What you will do:
What is needed is each line of the data below that holds the string "Kalimantan".

Data to process:
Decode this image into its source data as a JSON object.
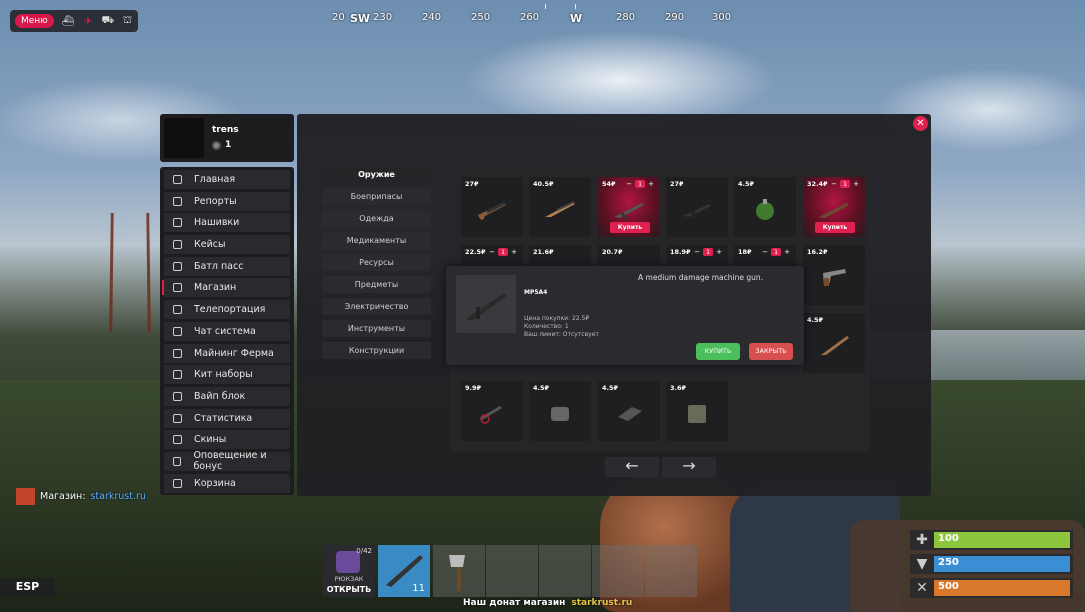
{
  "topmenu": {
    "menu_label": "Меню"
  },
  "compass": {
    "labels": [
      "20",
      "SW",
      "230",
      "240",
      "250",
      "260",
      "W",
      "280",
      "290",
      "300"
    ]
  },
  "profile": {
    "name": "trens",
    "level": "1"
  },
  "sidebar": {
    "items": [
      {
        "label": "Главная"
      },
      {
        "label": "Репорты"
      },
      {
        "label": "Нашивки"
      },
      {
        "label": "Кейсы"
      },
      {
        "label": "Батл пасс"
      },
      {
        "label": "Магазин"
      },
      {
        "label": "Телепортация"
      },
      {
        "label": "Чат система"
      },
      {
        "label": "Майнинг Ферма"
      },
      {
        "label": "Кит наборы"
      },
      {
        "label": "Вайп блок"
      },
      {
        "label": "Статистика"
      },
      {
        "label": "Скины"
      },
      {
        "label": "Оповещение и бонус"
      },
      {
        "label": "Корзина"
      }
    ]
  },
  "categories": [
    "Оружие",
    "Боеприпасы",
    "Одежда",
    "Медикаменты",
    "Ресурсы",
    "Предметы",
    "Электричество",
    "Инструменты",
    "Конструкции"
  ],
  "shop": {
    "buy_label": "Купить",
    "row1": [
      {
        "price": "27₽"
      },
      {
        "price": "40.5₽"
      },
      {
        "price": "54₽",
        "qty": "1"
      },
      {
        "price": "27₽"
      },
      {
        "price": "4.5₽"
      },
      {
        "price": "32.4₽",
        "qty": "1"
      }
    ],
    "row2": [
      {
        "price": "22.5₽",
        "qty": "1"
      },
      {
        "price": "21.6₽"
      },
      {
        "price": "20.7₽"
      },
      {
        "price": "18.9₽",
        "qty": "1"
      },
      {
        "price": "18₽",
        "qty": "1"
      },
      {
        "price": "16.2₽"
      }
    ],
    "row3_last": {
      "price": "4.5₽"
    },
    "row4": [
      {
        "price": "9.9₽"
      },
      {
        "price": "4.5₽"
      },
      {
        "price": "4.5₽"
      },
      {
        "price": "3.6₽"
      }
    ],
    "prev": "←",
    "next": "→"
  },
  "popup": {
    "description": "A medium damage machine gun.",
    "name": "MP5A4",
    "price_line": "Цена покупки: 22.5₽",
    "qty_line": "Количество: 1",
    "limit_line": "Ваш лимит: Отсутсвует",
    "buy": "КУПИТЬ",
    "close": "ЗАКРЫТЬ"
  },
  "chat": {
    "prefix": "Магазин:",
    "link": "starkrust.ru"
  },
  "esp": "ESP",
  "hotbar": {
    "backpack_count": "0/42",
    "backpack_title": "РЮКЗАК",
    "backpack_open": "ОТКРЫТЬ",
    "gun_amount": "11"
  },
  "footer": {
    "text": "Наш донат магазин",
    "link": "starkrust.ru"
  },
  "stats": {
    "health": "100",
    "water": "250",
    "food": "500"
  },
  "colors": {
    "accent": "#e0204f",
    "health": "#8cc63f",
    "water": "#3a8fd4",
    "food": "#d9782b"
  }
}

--

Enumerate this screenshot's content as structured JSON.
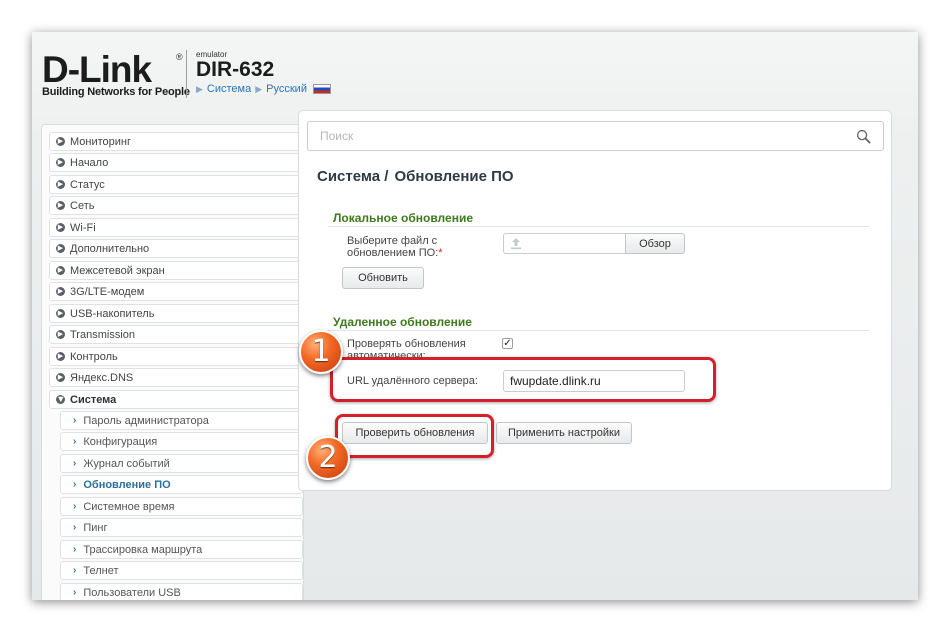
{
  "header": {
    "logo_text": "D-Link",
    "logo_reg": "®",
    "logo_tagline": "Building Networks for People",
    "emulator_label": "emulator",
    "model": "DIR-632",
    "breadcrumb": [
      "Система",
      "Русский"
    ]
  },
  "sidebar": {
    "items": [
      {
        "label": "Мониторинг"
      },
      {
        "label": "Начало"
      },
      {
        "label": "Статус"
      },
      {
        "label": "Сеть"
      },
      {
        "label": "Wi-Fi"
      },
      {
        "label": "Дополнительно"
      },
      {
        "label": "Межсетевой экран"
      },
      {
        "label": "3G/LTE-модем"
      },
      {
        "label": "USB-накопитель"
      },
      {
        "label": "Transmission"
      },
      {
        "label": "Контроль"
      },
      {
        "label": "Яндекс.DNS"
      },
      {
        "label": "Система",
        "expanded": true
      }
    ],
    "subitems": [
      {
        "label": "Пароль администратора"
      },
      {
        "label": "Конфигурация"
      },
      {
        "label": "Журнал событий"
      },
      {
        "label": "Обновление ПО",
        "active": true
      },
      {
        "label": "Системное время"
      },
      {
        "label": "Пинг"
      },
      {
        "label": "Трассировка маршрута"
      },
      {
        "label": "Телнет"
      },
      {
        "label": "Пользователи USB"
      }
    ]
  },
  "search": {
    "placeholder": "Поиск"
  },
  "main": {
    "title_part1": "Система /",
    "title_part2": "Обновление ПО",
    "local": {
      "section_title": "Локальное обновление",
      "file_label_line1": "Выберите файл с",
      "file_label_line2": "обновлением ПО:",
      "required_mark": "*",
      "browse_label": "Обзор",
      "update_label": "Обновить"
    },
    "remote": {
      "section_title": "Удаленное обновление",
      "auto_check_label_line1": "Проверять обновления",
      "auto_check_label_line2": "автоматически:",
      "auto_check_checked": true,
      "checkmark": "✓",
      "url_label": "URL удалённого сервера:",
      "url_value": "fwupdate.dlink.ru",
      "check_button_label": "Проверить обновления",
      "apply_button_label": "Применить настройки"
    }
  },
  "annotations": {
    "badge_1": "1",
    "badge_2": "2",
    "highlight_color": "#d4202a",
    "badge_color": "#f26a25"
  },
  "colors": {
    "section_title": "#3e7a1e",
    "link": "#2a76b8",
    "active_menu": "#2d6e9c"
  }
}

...

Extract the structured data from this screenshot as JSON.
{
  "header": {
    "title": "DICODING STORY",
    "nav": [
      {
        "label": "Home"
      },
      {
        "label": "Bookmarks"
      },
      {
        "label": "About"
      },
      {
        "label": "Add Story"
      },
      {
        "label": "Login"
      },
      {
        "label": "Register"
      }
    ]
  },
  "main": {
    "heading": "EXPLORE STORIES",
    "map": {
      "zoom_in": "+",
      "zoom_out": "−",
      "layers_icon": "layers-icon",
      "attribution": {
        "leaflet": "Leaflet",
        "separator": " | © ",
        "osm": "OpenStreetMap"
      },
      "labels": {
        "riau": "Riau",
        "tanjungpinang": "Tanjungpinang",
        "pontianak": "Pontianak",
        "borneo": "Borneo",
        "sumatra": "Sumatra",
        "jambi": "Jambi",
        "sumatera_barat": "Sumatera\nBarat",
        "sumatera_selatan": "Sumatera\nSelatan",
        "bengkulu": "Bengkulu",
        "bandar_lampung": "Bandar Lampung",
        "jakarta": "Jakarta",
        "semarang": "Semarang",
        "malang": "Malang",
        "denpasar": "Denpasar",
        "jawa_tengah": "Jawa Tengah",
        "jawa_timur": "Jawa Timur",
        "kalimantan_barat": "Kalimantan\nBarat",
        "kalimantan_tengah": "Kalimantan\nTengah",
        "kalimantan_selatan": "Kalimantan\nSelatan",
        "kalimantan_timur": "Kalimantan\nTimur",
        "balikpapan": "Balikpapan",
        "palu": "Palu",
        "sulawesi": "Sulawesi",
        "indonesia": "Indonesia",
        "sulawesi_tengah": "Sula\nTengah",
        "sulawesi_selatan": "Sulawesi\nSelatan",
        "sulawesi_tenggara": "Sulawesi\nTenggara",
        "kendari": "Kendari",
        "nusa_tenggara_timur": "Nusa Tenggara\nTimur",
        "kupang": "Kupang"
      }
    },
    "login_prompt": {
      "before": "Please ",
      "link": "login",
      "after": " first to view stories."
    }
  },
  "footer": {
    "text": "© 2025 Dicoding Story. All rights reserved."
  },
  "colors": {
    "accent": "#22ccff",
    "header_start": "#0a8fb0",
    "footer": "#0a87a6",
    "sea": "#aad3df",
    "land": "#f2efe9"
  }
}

Result of this exercise:
        "kalimantan_barat": "Kalimantan\nBarat",
        "kalimantan_tengah": "Kalimantan\nTengah",
        "kalimantan_selatan": "Kalimantan\nSelatan",
        "kalimantan_timur": "Kalimantan\nTimur",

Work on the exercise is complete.